Slime mold absorbs substances to memorize them
In 2016, CNRS scientists demonstrated that the slime mold Physarum polycephalum, a single-cell organism without a nervous system, could learn to no longer fear a harmless but aversive substance and could transmit this knowledge to a fellow slime mold. In a new study, a team from CNRS and the Université Toulouse III - Paul Sabatier has shown what might support this memory, and in fact, it could be the aversive substance itself.
Physarum polycephalum is a complex single-cell organism that has no nervous system, however it can learn and transfer its knowledge to its fellow slime moulds via fusion. How it does so was a mystery until recently. Researchers at the Centre de Recherches sur la Cognition Animale (CNRS/UT3 Paul Sabatier) have recently demonstrated that slime moulds learn to tolerate a substance by absorbing it.
This discovery stems from an observation: slime moulds only exchange information when their venous networks fuse. In that case, does knowledge circulate through these veins? Is it the substance that the slime mould gets used to that supports its memory?
First the team of scientists forced the slime moulds to cross salty environments for six days to habituate them to salt. Then they evaluated the salt concentration inside the slime moulds: they contained ten times more salt than "naive" slime moulds. The researchers then placed the habituated slime moulds in a neutral environment and observed that they excreted the salt absorbed within two days, losing the "memory." This experiment therefore seemed to show a link between the salt concentration within the organism and the "memory" of the habituation.
To further advance and confirm this hypothesis, the scientists introduced the "memory" into naive blobs by injecting a salt solution directly into the organisms. Two hours later, the slime moulds were no longer naive and behaved like slime moulds that had undergone a six-day training
When environmental conditions deteriorate, slime moulds can enter into a dormant stage. The researchers demonstrated that slime moulds habituated to salt stored the salt absorbed before entering the dormant stage and could store the knowledge for up to a month.
The results of this study prove that the aversive substance could be the support of the slime mould's memory. The researchers are now trying to establish whether the slime moulds can memorise several aversive substances at the same time and to what extent they can get used to them.

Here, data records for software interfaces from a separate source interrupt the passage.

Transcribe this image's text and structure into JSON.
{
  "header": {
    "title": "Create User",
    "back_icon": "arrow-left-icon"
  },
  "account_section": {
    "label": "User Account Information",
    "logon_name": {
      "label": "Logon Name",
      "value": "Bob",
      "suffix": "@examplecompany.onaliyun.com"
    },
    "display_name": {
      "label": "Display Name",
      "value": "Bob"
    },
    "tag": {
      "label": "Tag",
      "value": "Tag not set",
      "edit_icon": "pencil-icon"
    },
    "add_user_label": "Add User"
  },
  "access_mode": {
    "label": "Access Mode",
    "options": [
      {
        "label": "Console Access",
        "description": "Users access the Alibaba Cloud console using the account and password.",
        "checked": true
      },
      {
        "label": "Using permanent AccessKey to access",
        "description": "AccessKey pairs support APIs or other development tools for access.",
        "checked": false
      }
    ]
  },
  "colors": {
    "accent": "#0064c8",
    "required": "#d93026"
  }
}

More information: A. Boussard et al, Memory inception and preservation in slime moulds: the quest for a common mechanism, Philosophical Transactions of the Royal Society B: Biological Sciences (2019). DOI: 10.1098/rstb.2018.0368
Provided by CNRS